### DATA SUPPLIED

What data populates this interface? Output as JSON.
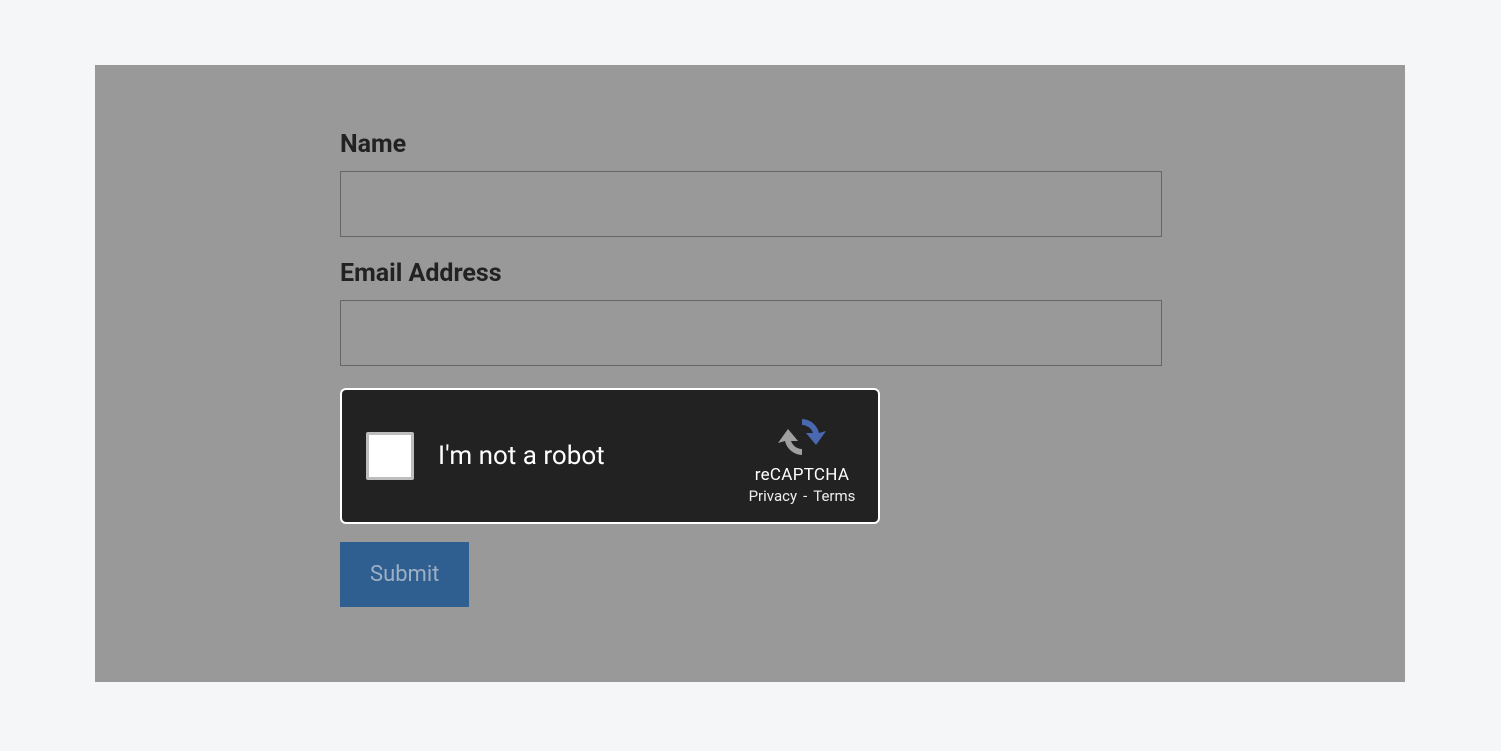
{
  "form": {
    "name_label": "Name",
    "name_value": "",
    "email_label": "Email Address",
    "email_value": ""
  },
  "recaptcha": {
    "label": "I'm not a robot",
    "brand": "reCAPTCHA",
    "privacy_label": "Privacy",
    "separator": "-",
    "terms_label": "Terms"
  },
  "submit": {
    "label": "Submit"
  }
}
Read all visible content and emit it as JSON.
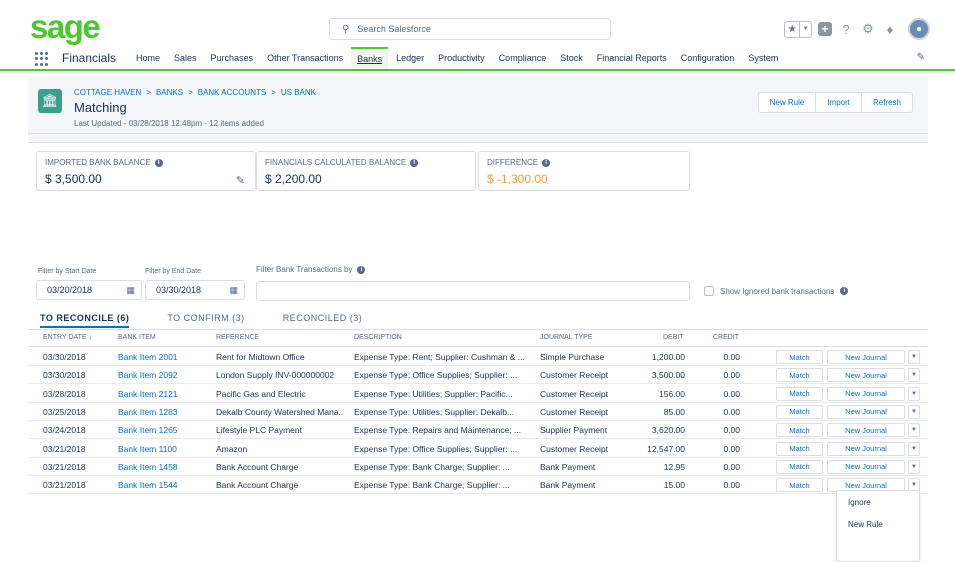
{
  "topbar": {
    "logo": "sage",
    "search_placeholder": "Search Salesforce"
  },
  "nav": {
    "app_name": "Financials",
    "items": [
      "Home",
      "Sales",
      "Purchases",
      "Other Transactions",
      "Banks",
      "Ledger",
      "Productivity",
      "Compliance",
      "Stock",
      "Financial Reports",
      "Configuration",
      "System"
    ],
    "active": "Banks"
  },
  "header": {
    "breadcrumbs": [
      "COTTAGE HAVEN",
      "BANKS",
      "BANK ACCOUNTS",
      "US BANK"
    ],
    "title": "Matching",
    "subtitle": "Last Updated - 03/28/2018 12:48pm - 12 items added",
    "buttons": [
      "New Rule",
      "Import",
      "Refresh"
    ]
  },
  "balances": [
    {
      "label": "IMPORTED BANK BALANCE",
      "value": "$ 3,500.00"
    },
    {
      "label": "FINANCIALS CALCULATED BALANCE",
      "value": "$ 2,200.00"
    },
    {
      "label": "DIFFERENCE",
      "value": "$ -1,300.00"
    }
  ],
  "colors": {
    "brand": "#4bc82d",
    "link": "#0070d2",
    "negative": "#ff9a3c"
  },
  "filters": {
    "start_label": "Filter by Start Date",
    "start_value": "03/20/2018",
    "end_label": "Filter by End Date",
    "end_value": "03/30/2018",
    "text_label": "Filter Bank Transactions by",
    "show_ignored": "Show Ignored bank transactions"
  },
  "tabs": [
    "TO RECONCILE (6)",
    "TO CONFIRM (3)",
    "RECONCILED (3)"
  ],
  "table": {
    "columns": [
      "ENTRY DATE",
      "BANK ITEM",
      "REFERENCE",
      "DESCRIPTION",
      "JOURNAL TYPE",
      "DEBIT",
      "CREDIT"
    ],
    "match_label": "Match",
    "journal_label": "New Journal",
    "rows": [
      {
        "date": "03/30/2018",
        "item": "Bank Item 2001",
        "ref": "Rent for Midtown Office",
        "desc": "Expense Type: Rent; Supplier: Cushman & ...",
        "type": "Simple Purchase",
        "debit": "1,200.00",
        "credit": "0.00"
      },
      {
        "date": "03/30/2018",
        "item": "Bank Item 2092",
        "ref": "London Supply INV-000000002",
        "desc": "Expense Type: Office Supplies; Supplier: ...",
        "type": "Customer Receipt",
        "debit": "3,500.00",
        "credit": "0.00"
      },
      {
        "date": "03/28/2018",
        "item": "Bank Item 2121",
        "ref": "Pacific Gas and Electric",
        "desc": "Expense Type: Utilities; Supplier: Pacific...",
        "type": "Customer Receipt",
        "debit": "156.00",
        "credit": "0.00"
      },
      {
        "date": "03/25/2018",
        "item": "Bank Item 1283",
        "ref": "Dekalb County Watershed Mana..",
        "desc": "Expense Type: Utilities; Supplier: Dekalb...",
        "type": "Customer Receipt",
        "debit": "85.00",
        "credit": "0.00"
      },
      {
        "date": "03/24/2018",
        "item": "Bank Item 1265",
        "ref": "Lifestyle PLC Payment",
        "desc": "Expense Type: Repairs and Maintenance; ...",
        "type": "Supplier Payment",
        "debit": "3,620.00",
        "credit": "0.00"
      },
      {
        "date": "03/21/2018",
        "item": "Bank Item 1100",
        "ref": "Amazon",
        "desc": "Expense Type: Office Supplies; Supplier: ...",
        "type": "Customer Receipt",
        "debit": "12,547.00",
        "credit": "0.00"
      },
      {
        "date": "03/21/2018",
        "item": "Bank Item 1458",
        "ref": "Bank Account Charge",
        "desc": "Expense Type: Bank Charge; Supplier: ...",
        "type": "Bank Payment",
        "debit": "12.95",
        "credit": "0.00"
      },
      {
        "date": "03/21/2018",
        "item": "Bank Item 1544",
        "ref": "Bank Account Charge",
        "desc": "Expense Type: Bank Charge; Supplier: ...",
        "type": "Bank Payment",
        "debit": "15.00",
        "credit": "0.00"
      }
    ]
  },
  "dropdown_menu": [
    "Ignore",
    "New Rule"
  ]
}
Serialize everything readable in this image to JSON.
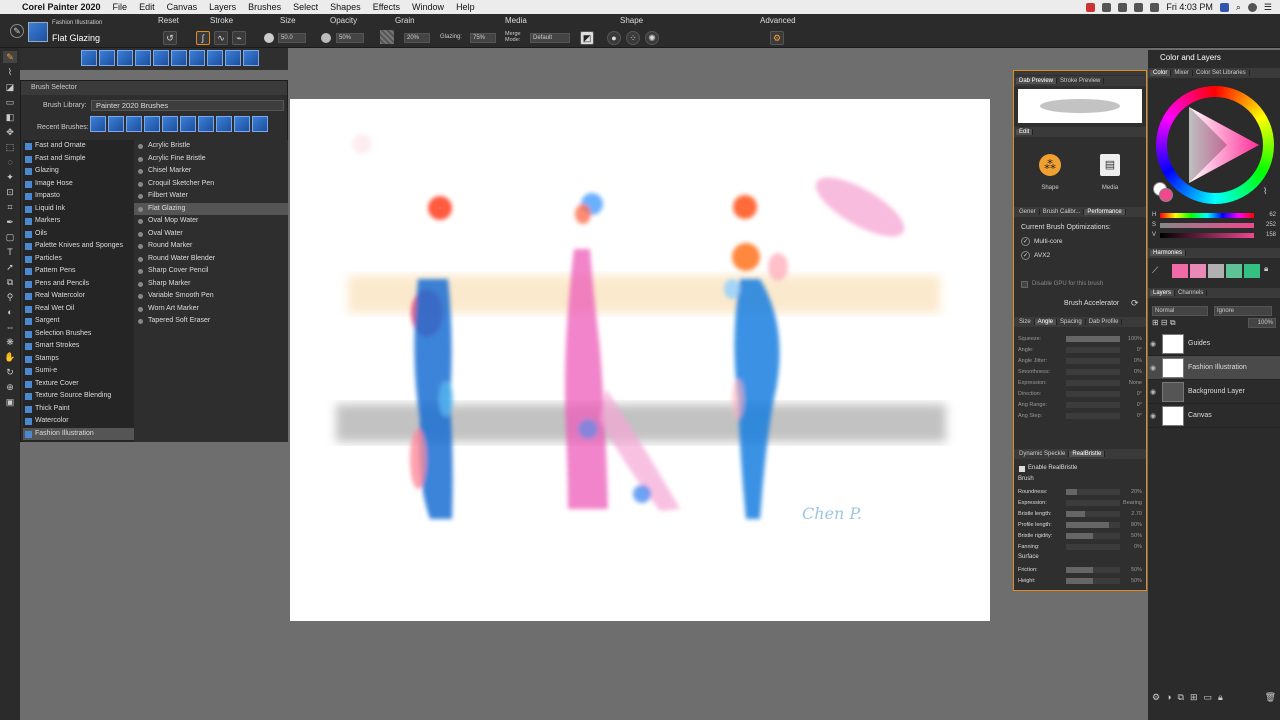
{
  "menubar": {
    "app": "Corel Painter 2020",
    "items": [
      "File",
      "Edit",
      "Canvas",
      "Layers",
      "Brushes",
      "Select",
      "Shapes",
      "Effects",
      "Window",
      "Help"
    ],
    "clock": "Fri 4:03 PM"
  },
  "propbar": {
    "category": "Fashion Illustration",
    "variant": "Flat Glazing",
    "reset": "Reset",
    "stroke": "Stroke",
    "size_label": "Size",
    "size_value": "50.0",
    "opacity_label": "Opacity",
    "opacity_value": "50%",
    "grain_label": "Grain",
    "grain_value": "20%",
    "glazing_label": "Glazing:",
    "glazing_value": "75%",
    "media_label": "Media",
    "merge_mode_label": "Merge Mode:",
    "merge_mode_value": "Default",
    "shape_label": "Shape",
    "advanced_label": "Advanced"
  },
  "brush_selector": {
    "title": "Brush Selector",
    "library_label": "Brush Library:",
    "library_value": "Painter 2020 Brushes",
    "recent_label": "Recent Brushes:",
    "categories": [
      "Fast and Ornate",
      "Fast and Simple",
      "Glazing",
      "Image Hose",
      "Impasto",
      "Liquid Ink",
      "Markers",
      "Oils",
      "Palette Knives and Sponges",
      "Particles",
      "Pattern Pens",
      "Pens and Pencils",
      "Real Watercolor",
      "Real Wet Oil",
      "Sargent",
      "Selection Brushes",
      "Smart Strokes",
      "Stamps",
      "Sumi-e",
      "Texture Cover",
      "Texture Source Blending",
      "Thick Paint",
      "Watercolor",
      "Fashion Illustration"
    ],
    "selected_category": 23,
    "variants": [
      "Acrylic Bristle",
      "Acrylic Fine Bristle",
      "Chisel Marker",
      "Croquil Sketcher Pen",
      "Filbert Water",
      "Flat Glazing",
      "Oval Mop Water",
      "Oval Water",
      "Round Marker",
      "Round Water Blender",
      "Sharp Cover Pencil",
      "Sharp Marker",
      "Variable Smooth Pen",
      "Worn Art Marker",
      "Tapered Soft Eraser"
    ],
    "selected_variant": 5
  },
  "midpanel": {
    "tabs1": [
      "Dab Preview",
      "Stroke Preview"
    ],
    "edit_tab": "Edit",
    "shape_btn": "Shape",
    "media_btn": "Media",
    "tabs2": [
      "Gener",
      "Brush Calibr...",
      "Performance"
    ],
    "optim_title": "Current Brush Optimizations:",
    "opt1": "Multi-core",
    "opt2": "AVX2",
    "gpu": "Disable GPU for this brush",
    "accelerator": "Brush Accelerator",
    "tabs3": [
      "Size",
      "Angle",
      "Spacing",
      "Dab Profile"
    ],
    "angle_rows": [
      {
        "label": "Squeeze:",
        "value": "100%",
        "fill": 1.0
      },
      {
        "label": "Angle:",
        "value": "0°",
        "fill": 0.0
      },
      {
        "label": "Angle Jitter:",
        "value": "0%",
        "fill": 0.0
      },
      {
        "label": "Smoothness:",
        "value": "0%",
        "fill": 0.0
      },
      {
        "label": "Expression:",
        "value": "None",
        "fill": 0.0
      },
      {
        "label": "Direction:",
        "value": "0°",
        "fill": 0.0
      },
      {
        "label": "Ang Range:",
        "value": "0°",
        "fill": 0.0
      },
      {
        "label": "Ang Step:",
        "value": "0°",
        "fill": 0.0
      }
    ],
    "tabs4": [
      "Dynamic Speckle",
      "RealBristle"
    ],
    "enable_rb": "Enable RealBristle",
    "brush_hdr": "Brush",
    "rb_rows": [
      {
        "label": "Roundness:",
        "value": "20%",
        "fill": 0.2
      },
      {
        "label": "Expression:",
        "value": "Bearing",
        "fill": 0.0
      },
      {
        "label": "Bristle length:",
        "value": "2.70",
        "fill": 0.35
      },
      {
        "label": "Profile length:",
        "value": "80%",
        "fill": 0.8
      },
      {
        "label": "Bristle rigidity:",
        "value": "50%",
        "fill": 0.5
      },
      {
        "label": "Fanning:",
        "value": "0%",
        "fill": 0.0
      }
    ],
    "surface_hdr": "Surface",
    "surface_rows": [
      {
        "label": "Friction:",
        "value": "50%",
        "fill": 0.5
      },
      {
        "label": "Height:",
        "value": "50%",
        "fill": 0.5
      }
    ]
  },
  "color_panel": {
    "title": "Color and Layers",
    "tabs": [
      "Color",
      "Mixer",
      "Color Set Libraries"
    ],
    "hsv": [
      {
        "label": "H",
        "value": "62"
      },
      {
        "label": "S",
        "value": "252"
      },
      {
        "label": "V",
        "value": "158"
      }
    ],
    "harmonies": "Harmonies",
    "swatches": [
      "#f06aa8",
      "#e889b8",
      "#b0b0b0",
      "#5ec296",
      "#34c080"
    ],
    "layers_tabs": [
      "Layers",
      "Channels"
    ],
    "composite": "Normal",
    "preserve": "Ignore",
    "opacity": "100%",
    "layers": [
      {
        "name": "Guides",
        "selected": false
      },
      {
        "name": "Fashion Illustration",
        "selected": true
      },
      {
        "name": "Background Layer",
        "selected": false
      },
      {
        "name": "Canvas",
        "selected": false
      }
    ]
  },
  "artwork": {
    "signature": "Chen P."
  }
}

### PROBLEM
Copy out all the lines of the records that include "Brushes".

### RESPONSE AREA
      "Brushes",
    "library_value": "Painter 2020 Brushes",
    "recent_label": "Recent Brushes:",
      "Selection Brushes",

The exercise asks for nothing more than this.